_GOAL OF THE EXERCISE:_ Please tally the lines of the listing that follows where the word "value" appears, and reply with the number only.

_EXERCISE DATA:_

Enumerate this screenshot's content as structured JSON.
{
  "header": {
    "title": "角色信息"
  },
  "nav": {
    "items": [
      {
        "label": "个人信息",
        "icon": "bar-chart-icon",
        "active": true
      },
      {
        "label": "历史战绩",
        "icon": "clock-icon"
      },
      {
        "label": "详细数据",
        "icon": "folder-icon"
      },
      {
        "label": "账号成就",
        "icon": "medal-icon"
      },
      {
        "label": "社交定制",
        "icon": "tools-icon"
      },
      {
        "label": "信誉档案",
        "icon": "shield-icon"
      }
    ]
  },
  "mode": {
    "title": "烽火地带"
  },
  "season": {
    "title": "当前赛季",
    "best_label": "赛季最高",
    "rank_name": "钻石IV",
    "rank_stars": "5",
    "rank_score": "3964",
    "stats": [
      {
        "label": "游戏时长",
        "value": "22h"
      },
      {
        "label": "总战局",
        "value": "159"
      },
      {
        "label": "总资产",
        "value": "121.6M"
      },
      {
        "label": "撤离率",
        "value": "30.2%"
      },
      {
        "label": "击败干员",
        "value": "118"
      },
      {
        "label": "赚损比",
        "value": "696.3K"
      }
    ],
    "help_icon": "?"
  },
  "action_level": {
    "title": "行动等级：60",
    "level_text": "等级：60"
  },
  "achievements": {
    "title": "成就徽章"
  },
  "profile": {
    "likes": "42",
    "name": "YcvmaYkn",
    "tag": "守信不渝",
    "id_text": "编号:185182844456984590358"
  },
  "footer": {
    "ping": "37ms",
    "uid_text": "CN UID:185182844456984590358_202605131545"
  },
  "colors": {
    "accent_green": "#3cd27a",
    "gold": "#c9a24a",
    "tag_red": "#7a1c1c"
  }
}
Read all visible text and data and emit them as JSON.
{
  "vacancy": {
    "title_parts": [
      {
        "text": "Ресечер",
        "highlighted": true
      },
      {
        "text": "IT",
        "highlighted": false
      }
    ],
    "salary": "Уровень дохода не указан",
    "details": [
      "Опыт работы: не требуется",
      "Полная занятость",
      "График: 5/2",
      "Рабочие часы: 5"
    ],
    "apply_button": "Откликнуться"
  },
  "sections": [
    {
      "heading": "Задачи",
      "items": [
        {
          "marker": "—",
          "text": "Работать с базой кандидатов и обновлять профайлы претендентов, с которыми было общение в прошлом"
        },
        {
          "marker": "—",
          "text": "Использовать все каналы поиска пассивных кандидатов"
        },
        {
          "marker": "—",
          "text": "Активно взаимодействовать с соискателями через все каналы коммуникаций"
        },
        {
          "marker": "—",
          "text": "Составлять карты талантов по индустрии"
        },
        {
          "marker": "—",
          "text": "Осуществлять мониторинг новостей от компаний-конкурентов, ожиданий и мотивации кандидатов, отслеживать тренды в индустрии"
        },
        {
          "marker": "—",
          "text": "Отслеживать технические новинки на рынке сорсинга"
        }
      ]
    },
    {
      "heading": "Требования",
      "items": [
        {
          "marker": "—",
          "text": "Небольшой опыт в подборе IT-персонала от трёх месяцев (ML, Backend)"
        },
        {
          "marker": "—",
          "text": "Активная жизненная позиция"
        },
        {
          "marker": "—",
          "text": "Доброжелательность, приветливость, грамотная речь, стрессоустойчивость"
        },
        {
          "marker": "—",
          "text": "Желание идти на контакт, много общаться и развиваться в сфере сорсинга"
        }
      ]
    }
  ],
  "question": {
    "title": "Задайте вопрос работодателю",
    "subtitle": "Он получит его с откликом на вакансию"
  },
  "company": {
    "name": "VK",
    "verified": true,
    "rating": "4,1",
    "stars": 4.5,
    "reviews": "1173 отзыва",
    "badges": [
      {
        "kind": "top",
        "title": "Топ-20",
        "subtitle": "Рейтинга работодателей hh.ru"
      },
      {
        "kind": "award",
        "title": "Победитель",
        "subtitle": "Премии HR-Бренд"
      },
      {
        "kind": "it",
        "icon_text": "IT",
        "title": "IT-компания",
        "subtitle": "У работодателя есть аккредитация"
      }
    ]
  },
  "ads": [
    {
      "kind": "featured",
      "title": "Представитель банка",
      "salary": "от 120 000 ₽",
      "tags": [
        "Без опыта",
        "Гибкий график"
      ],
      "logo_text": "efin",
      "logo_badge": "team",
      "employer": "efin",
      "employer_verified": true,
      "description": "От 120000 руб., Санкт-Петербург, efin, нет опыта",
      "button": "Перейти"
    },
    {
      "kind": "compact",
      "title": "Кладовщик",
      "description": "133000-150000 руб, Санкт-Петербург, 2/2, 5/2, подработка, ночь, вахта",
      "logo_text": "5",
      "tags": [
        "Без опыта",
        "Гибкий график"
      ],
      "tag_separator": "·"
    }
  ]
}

_EXERCISE RESULT:_ 6